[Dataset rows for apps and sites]
*****
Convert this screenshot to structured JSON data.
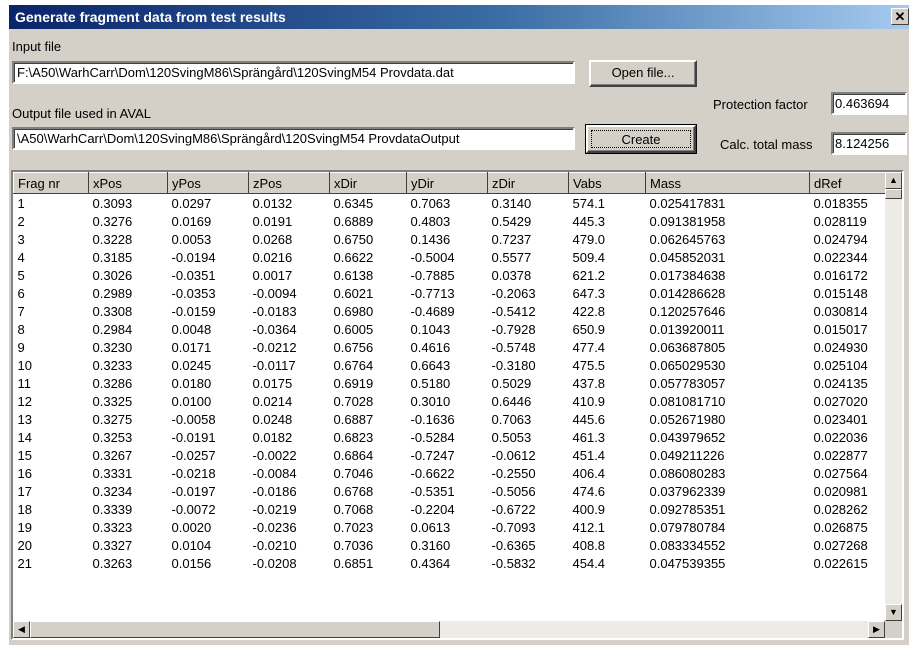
{
  "window": {
    "title": "Generate fragment data from test results",
    "close_glyph": "✕"
  },
  "input": {
    "label": "Input file",
    "value": "F:\\A50\\WarhCarr\\Dom\\120SvingM86\\Sprängård\\120SvingM54 Provdata.dat",
    "open_button": "Open file..."
  },
  "output": {
    "label": "Output file used in AVAL",
    "value": "\\A50\\WarhCarr\\Dom\\120SvingM86\\Sprängård\\120SvingM54 ProvdataOutput",
    "create_button": "Create"
  },
  "protection": {
    "label": "Protection factor",
    "value": "0.463694"
  },
  "mass": {
    "label": "Calc. total mass",
    "value": "8.124256"
  },
  "table": {
    "columns": [
      "Frag nr",
      "xPos",
      "yPos",
      "zPos",
      "xDir",
      "yDir",
      "zDir",
      "Vabs",
      "Mass",
      "dRef"
    ],
    "rows": [
      [
        "1",
        "0.3093",
        "0.0297",
        "0.0132",
        "0.6345",
        "0.7063",
        "0.3140",
        "574.1",
        "0.025417831",
        "0.018355"
      ],
      [
        "2",
        "0.3276",
        "0.0169",
        "0.0191",
        "0.6889",
        "0.4803",
        "0.5429",
        "445.3",
        "0.091381958",
        "0.028119"
      ],
      [
        "3",
        "0.3228",
        "0.0053",
        "0.0268",
        "0.6750",
        "0.1436",
        "0.7237",
        "479.0",
        "0.062645763",
        "0.024794"
      ],
      [
        "4",
        "0.3185",
        "-0.0194",
        "0.0216",
        "0.6622",
        "-0.5004",
        "0.5577",
        "509.4",
        "0.045852031",
        "0.022344"
      ],
      [
        "5",
        "0.3026",
        "-0.0351",
        "0.0017",
        "0.6138",
        "-0.7885",
        "0.0378",
        "621.2",
        "0.017384638",
        "0.016172"
      ],
      [
        "6",
        "0.2989",
        "-0.0353",
        "-0.0094",
        "0.6021",
        "-0.7713",
        "-0.2063",
        "647.3",
        "0.014286628",
        "0.015148"
      ],
      [
        "7",
        "0.3308",
        "-0.0159",
        "-0.0183",
        "0.6980",
        "-0.4689",
        "-0.5412",
        "422.8",
        "0.120257646",
        "0.030814"
      ],
      [
        "8",
        "0.2984",
        "0.0048",
        "-0.0364",
        "0.6005",
        "0.1043",
        "-0.7928",
        "650.9",
        "0.013920011",
        "0.015017"
      ],
      [
        "9",
        "0.3230",
        "0.0171",
        "-0.0212",
        "0.6756",
        "0.4616",
        "-0.5748",
        "477.4",
        "0.063687805",
        "0.024930"
      ],
      [
        "10",
        "0.3233",
        "0.0245",
        "-0.0117",
        "0.6764",
        "0.6643",
        "-0.3180",
        "475.5",
        "0.065029530",
        "0.025104"
      ],
      [
        "11",
        "0.3286",
        "0.0180",
        "0.0175",
        "0.6919",
        "0.5180",
        "0.5029",
        "437.8",
        "0.057783057",
        "0.024135"
      ],
      [
        "12",
        "0.3325",
        "0.0100",
        "0.0214",
        "0.7028",
        "0.3010",
        "0.6446",
        "410.9",
        "0.081081710",
        "0.027020"
      ],
      [
        "13",
        "0.3275",
        "-0.0058",
        "0.0248",
        "0.6887",
        "-0.1636",
        "0.7063",
        "445.6",
        "0.052671980",
        "0.023401"
      ],
      [
        "14",
        "0.3253",
        "-0.0191",
        "0.0182",
        "0.6823",
        "-0.5284",
        "0.5053",
        "461.3",
        "0.043979652",
        "0.022036"
      ],
      [
        "15",
        "0.3267",
        "-0.0257",
        "-0.0022",
        "0.6864",
        "-0.7247",
        "-0.0612",
        "451.4",
        "0.049211226",
        "0.022877"
      ],
      [
        "16",
        "0.3331",
        "-0.0218",
        "-0.0084",
        "0.7046",
        "-0.6622",
        "-0.2550",
        "406.4",
        "0.086080283",
        "0.027564"
      ],
      [
        "17",
        "0.3234",
        "-0.0197",
        "-0.0186",
        "0.6768",
        "-0.5351",
        "-0.5056",
        "474.6",
        "0.037962339",
        "0.020981"
      ],
      [
        "18",
        "0.3339",
        "-0.0072",
        "-0.0219",
        "0.7068",
        "-0.2204",
        "-0.6722",
        "400.9",
        "0.092785351",
        "0.028262"
      ],
      [
        "19",
        "0.3323",
        "0.0020",
        "-0.0236",
        "0.7023",
        "0.0613",
        "-0.7093",
        "412.1",
        "0.079780784",
        "0.026875"
      ],
      [
        "20",
        "0.3327",
        "0.0104",
        "-0.0210",
        "0.7036",
        "0.3160",
        "-0.6365",
        "408.8",
        "0.083334552",
        "0.027268"
      ],
      [
        "21",
        "0.3263",
        "0.0156",
        "-0.0208",
        "0.6851",
        "0.4364",
        "-0.5832",
        "454.4",
        "0.047539355",
        "0.022615"
      ]
    ]
  }
}
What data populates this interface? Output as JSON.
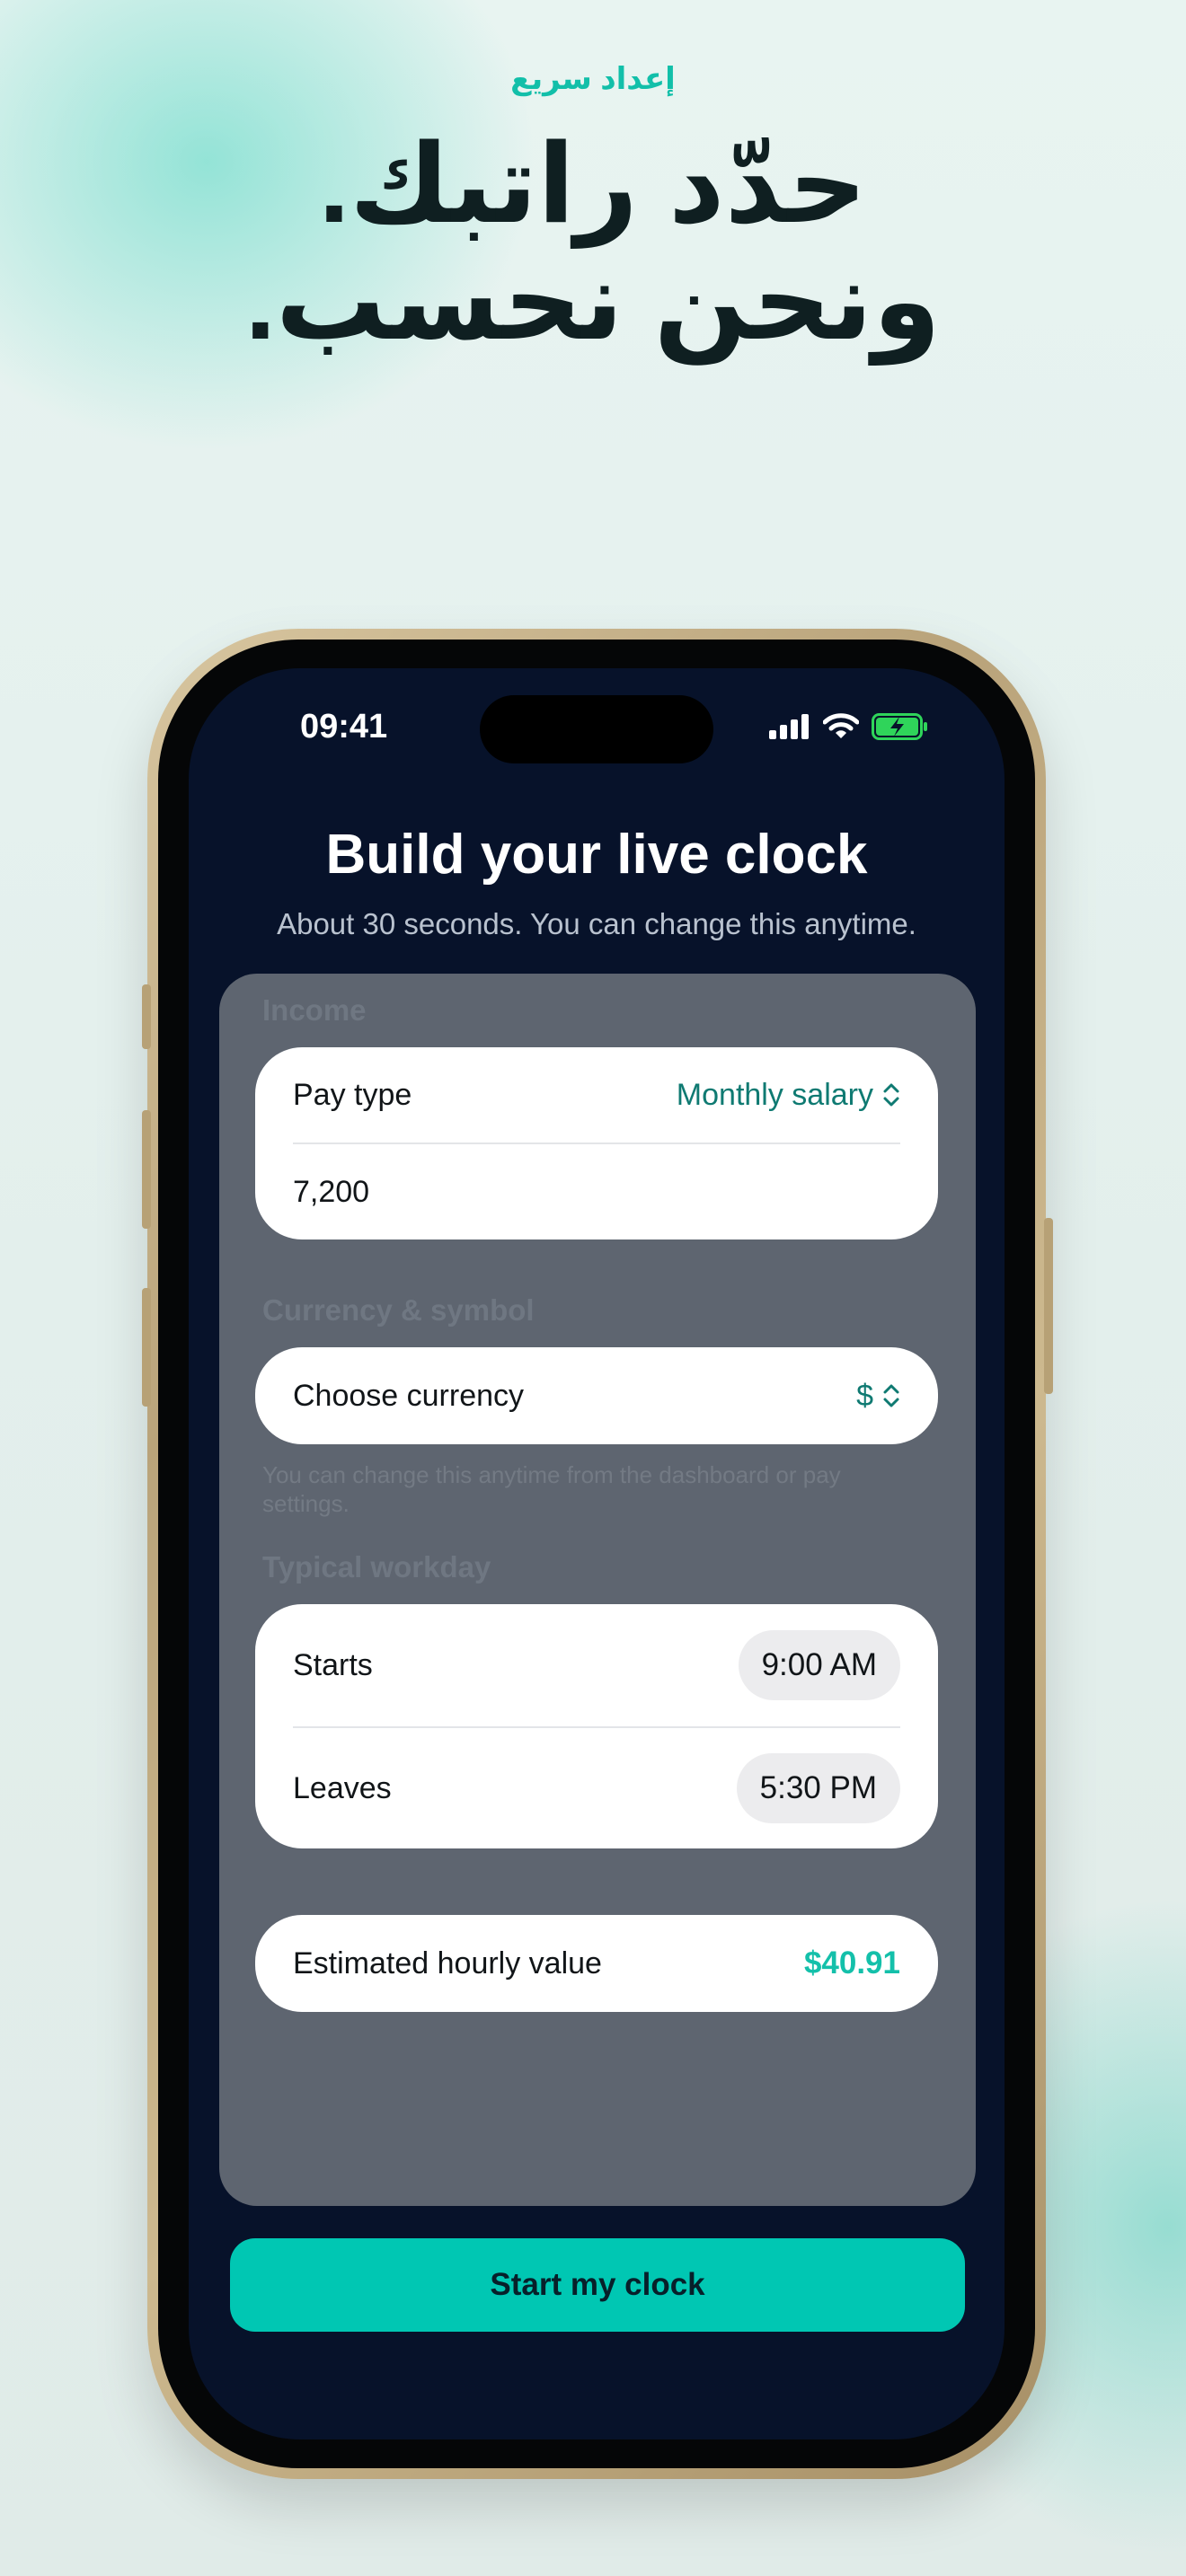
{
  "hero": {
    "eyebrow": "إعداد سريع",
    "headline_line1": "حدّد راتبك.",
    "headline_line2": "ونحن نحسب."
  },
  "status_bar": {
    "time": "09:41",
    "icons": [
      "signal-icon",
      "wifi-icon",
      "battery-charging-icon"
    ]
  },
  "screen": {
    "title": "Build your live clock",
    "subtitle": "About 30 seconds. You can change this anytime."
  },
  "income": {
    "section_label": "Income",
    "pay_type_label": "Pay type",
    "pay_type_value": "Monthly salary",
    "amount_value": "7,200"
  },
  "currency": {
    "section_label": "Currency & symbol",
    "choose_label": "Choose currency",
    "symbol": "$",
    "help": "You can change this anytime from the dashboard or pay settings."
  },
  "workday": {
    "section_label": "Typical workday",
    "starts_label": "Starts",
    "starts_value": "9:00 AM",
    "leaves_label": "Leaves",
    "leaves_value": "5:30 PM"
  },
  "estimate": {
    "label": "Estimated hourly value",
    "value": "$40.91"
  },
  "cta": {
    "label": "Start my clock"
  },
  "colors": {
    "accent": "#00c7b3",
    "screen_bg": "#07122a",
    "value_teal": "#0f7a72"
  }
}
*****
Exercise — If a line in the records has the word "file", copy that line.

Task output —
    "label": "Input file",
    "open_button": "Open file..."
    "label": "Output file used in AVAL",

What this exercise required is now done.